In the records below, work out how many lines hold the word "this". Report the number alone.

» **Supplied data**

──────

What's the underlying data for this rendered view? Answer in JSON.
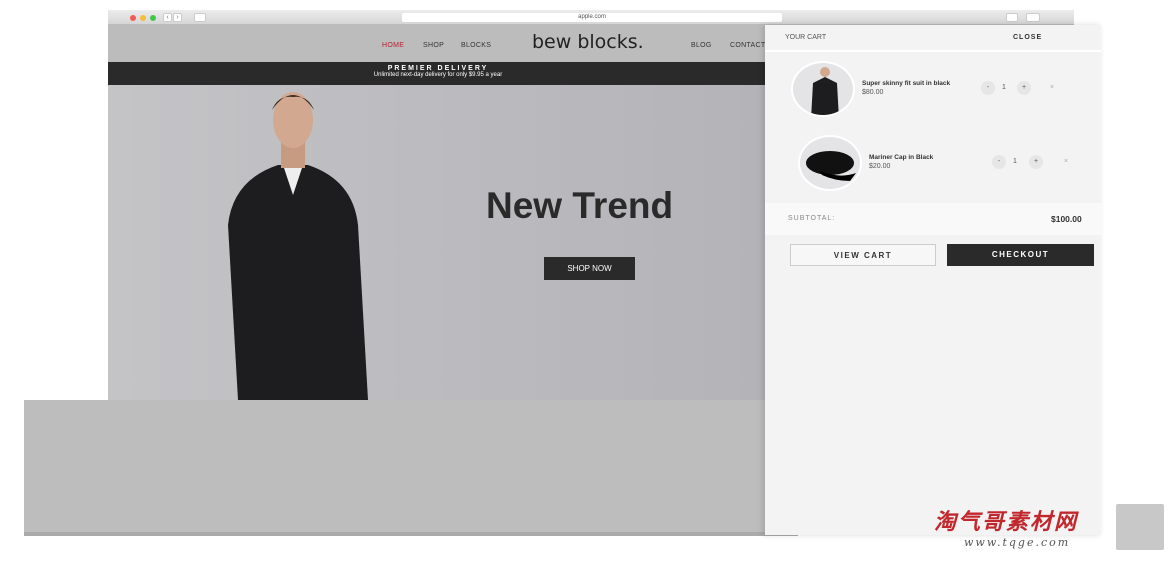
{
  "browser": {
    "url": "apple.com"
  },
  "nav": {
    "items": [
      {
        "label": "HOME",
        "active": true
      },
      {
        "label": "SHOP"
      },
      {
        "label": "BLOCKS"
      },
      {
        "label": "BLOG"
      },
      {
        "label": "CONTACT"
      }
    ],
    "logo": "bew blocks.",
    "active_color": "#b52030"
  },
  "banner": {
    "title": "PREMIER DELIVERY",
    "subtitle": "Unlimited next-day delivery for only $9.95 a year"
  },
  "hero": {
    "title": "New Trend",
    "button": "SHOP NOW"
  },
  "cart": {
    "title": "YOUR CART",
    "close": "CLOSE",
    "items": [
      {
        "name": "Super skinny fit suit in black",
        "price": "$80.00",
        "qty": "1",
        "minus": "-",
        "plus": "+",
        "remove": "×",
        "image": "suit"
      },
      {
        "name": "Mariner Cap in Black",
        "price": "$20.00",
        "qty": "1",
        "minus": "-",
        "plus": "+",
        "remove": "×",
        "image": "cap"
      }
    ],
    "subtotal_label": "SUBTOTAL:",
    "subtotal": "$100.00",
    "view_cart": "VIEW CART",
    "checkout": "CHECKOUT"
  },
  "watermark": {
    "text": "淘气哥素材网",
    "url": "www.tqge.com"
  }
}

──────

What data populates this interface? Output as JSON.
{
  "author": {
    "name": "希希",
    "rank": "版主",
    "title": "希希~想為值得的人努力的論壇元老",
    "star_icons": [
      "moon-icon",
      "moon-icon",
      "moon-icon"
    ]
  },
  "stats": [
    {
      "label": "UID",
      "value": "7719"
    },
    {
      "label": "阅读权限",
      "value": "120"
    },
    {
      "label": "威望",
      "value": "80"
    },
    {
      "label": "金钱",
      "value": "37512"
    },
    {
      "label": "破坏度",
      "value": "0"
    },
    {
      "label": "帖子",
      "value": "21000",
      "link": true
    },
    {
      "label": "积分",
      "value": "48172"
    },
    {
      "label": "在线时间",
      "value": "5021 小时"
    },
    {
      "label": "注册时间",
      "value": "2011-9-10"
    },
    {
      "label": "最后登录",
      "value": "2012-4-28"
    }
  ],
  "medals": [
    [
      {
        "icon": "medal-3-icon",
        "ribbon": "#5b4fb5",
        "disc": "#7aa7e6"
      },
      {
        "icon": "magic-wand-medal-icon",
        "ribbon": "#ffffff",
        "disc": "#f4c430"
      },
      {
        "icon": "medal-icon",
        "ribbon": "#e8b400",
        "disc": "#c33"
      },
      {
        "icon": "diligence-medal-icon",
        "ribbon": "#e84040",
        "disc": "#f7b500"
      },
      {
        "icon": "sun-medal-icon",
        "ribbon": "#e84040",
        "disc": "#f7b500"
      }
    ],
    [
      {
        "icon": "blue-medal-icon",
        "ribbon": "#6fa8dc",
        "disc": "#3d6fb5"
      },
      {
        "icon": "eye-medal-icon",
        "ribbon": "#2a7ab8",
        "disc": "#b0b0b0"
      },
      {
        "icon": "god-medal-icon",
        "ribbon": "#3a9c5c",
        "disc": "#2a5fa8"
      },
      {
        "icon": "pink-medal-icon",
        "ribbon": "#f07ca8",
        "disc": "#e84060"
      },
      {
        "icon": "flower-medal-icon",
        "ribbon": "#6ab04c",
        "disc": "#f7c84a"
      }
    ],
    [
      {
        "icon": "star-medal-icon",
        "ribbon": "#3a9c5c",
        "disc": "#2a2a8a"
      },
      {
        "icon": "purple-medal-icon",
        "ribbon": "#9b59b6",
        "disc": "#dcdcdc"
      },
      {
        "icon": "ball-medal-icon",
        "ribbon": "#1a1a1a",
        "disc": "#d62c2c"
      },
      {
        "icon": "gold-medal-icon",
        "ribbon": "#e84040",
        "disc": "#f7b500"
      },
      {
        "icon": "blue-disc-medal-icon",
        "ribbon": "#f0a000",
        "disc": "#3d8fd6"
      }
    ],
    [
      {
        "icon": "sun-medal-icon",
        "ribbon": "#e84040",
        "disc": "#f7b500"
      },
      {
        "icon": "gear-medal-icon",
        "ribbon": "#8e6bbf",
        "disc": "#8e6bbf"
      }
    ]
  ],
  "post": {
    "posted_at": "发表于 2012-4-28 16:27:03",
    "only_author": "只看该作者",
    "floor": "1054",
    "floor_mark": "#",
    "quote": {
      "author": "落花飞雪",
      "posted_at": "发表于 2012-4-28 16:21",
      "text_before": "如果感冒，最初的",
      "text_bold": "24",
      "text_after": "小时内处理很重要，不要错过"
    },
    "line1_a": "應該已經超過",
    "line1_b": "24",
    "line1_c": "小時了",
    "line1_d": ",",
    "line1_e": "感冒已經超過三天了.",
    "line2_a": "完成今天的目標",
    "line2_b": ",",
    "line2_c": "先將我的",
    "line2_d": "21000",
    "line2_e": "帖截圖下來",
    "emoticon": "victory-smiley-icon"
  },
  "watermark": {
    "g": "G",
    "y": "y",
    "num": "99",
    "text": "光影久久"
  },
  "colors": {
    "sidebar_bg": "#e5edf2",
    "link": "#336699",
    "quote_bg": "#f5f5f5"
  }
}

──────

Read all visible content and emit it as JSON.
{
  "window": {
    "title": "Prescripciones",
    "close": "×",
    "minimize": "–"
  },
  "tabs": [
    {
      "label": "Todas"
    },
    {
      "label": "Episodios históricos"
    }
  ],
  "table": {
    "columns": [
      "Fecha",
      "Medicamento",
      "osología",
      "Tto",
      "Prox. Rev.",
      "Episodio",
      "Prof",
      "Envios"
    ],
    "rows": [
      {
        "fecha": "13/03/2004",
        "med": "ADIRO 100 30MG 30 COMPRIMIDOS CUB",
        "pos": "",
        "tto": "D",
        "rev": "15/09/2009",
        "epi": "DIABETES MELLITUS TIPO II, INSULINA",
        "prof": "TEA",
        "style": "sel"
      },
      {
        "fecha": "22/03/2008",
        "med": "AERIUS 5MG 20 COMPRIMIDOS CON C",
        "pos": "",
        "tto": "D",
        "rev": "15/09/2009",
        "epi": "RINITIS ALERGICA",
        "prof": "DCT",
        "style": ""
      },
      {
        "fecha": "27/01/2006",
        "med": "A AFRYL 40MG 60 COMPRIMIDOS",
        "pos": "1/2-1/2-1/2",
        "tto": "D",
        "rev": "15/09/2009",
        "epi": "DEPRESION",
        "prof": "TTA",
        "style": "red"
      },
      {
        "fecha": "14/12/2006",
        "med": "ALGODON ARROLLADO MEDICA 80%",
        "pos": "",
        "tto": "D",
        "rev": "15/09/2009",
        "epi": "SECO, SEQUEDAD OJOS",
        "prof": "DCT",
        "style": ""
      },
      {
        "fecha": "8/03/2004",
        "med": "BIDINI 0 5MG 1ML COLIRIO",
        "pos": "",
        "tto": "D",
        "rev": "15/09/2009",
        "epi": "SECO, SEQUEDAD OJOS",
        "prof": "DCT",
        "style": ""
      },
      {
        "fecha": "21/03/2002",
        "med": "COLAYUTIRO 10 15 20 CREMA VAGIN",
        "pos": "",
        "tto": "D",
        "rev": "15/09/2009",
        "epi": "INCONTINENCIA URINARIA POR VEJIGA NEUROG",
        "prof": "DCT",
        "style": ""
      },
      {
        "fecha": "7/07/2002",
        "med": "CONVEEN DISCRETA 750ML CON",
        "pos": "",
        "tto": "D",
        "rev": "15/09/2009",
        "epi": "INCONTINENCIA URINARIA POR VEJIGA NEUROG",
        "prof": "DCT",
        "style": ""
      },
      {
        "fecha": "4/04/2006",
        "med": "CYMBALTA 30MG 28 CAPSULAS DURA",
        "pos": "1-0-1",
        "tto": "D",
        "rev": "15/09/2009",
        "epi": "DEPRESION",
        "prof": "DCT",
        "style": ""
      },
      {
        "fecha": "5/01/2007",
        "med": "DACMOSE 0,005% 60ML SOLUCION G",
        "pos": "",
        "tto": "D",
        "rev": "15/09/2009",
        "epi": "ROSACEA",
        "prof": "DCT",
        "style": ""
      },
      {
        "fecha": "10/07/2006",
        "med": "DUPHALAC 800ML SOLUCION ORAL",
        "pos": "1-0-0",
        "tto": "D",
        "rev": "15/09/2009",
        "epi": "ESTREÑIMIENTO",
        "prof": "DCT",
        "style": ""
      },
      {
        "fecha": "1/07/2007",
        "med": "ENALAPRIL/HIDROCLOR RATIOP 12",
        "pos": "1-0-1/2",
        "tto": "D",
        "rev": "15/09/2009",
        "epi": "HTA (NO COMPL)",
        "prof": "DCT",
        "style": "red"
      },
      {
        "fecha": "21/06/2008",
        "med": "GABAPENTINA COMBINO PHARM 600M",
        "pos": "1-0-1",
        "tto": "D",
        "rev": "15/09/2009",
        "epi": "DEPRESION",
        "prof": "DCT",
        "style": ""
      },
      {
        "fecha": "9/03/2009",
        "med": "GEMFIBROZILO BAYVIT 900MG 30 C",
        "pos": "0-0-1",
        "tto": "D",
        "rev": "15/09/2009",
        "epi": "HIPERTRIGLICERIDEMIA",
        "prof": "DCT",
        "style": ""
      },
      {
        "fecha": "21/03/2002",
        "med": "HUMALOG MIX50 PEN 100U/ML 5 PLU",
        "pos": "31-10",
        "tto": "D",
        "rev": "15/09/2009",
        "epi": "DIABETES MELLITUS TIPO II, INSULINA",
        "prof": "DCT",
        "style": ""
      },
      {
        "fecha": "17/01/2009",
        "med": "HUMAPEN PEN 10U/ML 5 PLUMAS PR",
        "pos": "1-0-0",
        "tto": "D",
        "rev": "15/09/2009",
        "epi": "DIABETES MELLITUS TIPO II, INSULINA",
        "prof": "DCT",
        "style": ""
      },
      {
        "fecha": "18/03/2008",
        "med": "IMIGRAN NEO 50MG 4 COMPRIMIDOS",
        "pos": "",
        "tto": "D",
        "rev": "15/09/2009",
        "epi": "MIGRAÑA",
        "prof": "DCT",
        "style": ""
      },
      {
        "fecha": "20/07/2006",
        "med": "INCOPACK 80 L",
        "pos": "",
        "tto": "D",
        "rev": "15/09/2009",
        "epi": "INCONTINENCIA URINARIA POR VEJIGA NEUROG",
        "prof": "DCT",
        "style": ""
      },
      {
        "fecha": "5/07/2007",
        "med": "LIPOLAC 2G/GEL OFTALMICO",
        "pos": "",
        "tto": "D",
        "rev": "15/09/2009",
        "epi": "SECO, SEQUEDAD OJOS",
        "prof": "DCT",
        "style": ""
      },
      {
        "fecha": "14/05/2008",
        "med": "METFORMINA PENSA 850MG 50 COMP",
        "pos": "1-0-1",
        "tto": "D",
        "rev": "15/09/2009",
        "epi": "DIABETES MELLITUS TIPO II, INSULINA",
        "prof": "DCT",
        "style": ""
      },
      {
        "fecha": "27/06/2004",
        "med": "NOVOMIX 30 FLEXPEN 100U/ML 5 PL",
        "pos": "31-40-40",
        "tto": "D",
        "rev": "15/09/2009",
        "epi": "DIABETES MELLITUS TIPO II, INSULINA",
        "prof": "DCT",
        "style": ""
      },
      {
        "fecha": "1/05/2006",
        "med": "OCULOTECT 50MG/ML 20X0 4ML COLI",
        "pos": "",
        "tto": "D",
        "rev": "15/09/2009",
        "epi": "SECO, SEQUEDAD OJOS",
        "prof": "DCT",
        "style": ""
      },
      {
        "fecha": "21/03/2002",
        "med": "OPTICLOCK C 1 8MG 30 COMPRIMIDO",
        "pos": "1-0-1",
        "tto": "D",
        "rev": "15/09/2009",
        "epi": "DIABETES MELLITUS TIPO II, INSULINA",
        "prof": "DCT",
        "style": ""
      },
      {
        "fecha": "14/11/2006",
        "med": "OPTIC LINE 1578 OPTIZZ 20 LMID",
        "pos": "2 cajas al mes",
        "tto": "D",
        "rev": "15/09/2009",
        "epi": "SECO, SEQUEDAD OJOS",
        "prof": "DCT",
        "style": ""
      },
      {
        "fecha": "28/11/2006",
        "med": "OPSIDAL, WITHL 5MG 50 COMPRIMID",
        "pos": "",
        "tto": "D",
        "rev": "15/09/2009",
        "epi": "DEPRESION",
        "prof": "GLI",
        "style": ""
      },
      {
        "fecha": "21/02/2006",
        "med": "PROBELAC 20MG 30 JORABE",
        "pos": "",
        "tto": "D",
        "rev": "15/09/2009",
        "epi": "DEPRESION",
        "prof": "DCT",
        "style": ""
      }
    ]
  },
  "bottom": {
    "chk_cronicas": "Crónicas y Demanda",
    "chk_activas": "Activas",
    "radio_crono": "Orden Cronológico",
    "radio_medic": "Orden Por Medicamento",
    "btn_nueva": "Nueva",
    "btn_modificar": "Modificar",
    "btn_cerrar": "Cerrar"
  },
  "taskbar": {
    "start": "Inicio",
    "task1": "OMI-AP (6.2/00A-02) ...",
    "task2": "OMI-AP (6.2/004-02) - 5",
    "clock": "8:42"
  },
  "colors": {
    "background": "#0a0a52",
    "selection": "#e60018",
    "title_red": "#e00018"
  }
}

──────

» **Output below**
2